**Task details:** Each line of the records containing "text" is to be copied out and returned.

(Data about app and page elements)
========
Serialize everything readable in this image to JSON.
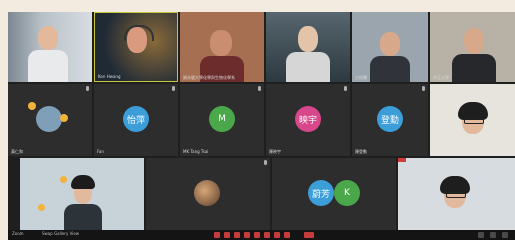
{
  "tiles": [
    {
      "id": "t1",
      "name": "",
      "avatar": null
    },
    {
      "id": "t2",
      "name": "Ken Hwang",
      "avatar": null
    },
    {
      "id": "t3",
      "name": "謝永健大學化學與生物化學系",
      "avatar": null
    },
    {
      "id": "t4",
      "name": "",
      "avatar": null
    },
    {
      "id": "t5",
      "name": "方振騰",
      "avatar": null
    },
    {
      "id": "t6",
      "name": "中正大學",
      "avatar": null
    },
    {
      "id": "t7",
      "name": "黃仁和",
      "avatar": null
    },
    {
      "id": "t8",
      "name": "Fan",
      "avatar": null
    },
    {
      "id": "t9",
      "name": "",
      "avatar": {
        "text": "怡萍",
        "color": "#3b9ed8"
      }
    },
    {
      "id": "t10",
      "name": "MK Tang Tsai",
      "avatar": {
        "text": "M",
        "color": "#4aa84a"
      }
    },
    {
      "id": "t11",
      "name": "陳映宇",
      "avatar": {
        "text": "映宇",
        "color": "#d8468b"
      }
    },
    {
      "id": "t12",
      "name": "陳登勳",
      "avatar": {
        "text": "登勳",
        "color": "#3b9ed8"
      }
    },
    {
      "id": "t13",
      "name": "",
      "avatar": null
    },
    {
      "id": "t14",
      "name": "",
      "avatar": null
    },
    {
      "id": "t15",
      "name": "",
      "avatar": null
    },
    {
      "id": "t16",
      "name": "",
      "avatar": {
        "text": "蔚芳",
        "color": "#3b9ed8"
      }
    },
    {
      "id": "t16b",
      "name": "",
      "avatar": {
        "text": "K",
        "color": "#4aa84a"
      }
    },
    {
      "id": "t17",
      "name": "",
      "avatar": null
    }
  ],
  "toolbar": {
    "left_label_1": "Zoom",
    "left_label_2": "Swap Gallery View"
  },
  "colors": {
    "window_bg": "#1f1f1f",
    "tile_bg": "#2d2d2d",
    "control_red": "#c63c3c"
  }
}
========
**Answer space:**
        "text": "怡萍",
        "text": "M",
        "text": "映宇",
        "text": "登勳",
        "text": "蔚芳",
        "text": "K",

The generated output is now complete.